Use of Dissolved Helium as an Environmental Water
Richter, F., R. Whittier, and A.I. El-Kadi. Use of dissolved helium as an environmental water tracer, J. of Hydraulic Engineering, American Society of Civil Engineers, 134(5): 672-675.
This study deals with the development, calibration, and testing of an automated technology for using helium as a water tracer in continuous real-time monitoring. The instrument combines a gas extraction system and a helium mass spectrometer. The technology was tested in laboratory pipe, open-water, and porous- media experiments, and the results were used to test helium breakthrough curves against those for salinity expressed by electrical conductivity. The instrument promptly responds to concentration changes. In general, accurate results were obtained for first arrival times and peaks of solutes, as well as for the dispersive characteristics of the breakthrough curves. The accuracy of the elution curves needs some improvement due to limitations of the helium extraction system. In addition, the developed method is sensitive to the water flow rate and nitrogen pressure used in extracting helium from the solution. These issues can be addressed through calibration. Potential improvements are possible through the use of more precise helium concentration quantification equipment and through enhancement of the extraction method. The success of the methodology makes helium an attractive tracer for use near drinking water sources, in environmentally sensitive areas such as wetlands and fish farms, and near recreational or other areas where esthetics are a concern.

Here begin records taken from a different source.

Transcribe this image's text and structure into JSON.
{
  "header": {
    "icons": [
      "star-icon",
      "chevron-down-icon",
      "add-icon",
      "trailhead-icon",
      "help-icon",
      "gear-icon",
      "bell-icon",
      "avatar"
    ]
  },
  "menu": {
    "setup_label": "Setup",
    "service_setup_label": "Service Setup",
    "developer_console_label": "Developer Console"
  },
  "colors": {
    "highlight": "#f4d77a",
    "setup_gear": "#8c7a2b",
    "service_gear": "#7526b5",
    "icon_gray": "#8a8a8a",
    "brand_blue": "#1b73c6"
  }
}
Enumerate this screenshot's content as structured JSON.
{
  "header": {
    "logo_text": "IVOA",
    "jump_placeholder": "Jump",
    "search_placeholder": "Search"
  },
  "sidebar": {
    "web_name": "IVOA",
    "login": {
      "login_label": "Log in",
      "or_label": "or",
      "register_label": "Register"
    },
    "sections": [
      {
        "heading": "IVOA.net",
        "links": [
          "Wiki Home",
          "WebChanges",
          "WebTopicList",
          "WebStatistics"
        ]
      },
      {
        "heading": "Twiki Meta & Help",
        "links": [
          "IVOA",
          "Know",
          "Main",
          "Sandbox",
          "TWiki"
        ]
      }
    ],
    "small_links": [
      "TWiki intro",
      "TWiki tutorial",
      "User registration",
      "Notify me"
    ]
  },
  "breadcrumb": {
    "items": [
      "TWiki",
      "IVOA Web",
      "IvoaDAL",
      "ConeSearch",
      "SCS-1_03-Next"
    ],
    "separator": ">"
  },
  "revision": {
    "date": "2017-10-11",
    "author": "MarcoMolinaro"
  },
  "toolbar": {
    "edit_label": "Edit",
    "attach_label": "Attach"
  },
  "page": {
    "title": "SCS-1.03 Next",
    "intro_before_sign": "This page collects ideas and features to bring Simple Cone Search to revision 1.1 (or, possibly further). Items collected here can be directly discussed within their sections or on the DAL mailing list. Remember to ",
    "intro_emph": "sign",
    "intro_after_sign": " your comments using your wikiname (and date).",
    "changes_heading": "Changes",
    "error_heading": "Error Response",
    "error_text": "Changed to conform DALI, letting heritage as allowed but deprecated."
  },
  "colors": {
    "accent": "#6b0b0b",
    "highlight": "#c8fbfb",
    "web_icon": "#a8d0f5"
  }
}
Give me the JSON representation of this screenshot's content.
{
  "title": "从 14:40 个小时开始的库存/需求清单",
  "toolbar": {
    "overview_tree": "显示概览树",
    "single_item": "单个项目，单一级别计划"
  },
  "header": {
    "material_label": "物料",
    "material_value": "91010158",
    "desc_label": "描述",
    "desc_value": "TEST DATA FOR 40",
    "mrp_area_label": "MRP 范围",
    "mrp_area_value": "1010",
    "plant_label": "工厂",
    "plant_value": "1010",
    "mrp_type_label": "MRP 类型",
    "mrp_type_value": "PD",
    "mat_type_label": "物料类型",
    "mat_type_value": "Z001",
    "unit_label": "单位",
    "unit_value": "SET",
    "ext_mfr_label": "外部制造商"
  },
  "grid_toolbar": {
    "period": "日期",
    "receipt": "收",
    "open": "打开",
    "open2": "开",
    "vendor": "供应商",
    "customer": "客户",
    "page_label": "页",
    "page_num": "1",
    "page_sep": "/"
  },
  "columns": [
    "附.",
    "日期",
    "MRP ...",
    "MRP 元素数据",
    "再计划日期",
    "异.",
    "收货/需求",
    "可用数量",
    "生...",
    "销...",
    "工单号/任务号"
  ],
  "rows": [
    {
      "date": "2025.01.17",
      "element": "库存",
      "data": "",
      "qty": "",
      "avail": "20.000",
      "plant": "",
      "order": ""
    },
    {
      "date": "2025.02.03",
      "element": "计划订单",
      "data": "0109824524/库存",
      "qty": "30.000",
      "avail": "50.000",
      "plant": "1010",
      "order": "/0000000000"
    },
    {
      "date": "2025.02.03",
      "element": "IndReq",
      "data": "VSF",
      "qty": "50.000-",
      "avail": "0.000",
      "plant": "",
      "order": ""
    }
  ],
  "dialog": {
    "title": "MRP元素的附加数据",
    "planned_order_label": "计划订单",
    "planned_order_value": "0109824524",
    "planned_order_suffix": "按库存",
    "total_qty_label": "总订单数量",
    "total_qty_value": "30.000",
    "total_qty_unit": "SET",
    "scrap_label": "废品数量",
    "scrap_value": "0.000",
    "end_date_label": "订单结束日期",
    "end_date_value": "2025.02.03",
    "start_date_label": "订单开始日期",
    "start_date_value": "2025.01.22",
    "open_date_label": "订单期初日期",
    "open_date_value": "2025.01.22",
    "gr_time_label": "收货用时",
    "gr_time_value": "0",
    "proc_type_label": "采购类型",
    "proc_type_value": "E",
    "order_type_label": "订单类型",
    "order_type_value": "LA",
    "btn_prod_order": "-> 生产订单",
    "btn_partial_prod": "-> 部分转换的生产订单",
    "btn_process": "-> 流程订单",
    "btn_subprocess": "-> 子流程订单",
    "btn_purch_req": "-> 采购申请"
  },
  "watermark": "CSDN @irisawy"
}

Figure from the paper by Richter et al. showing success of using helium as an environmental tracer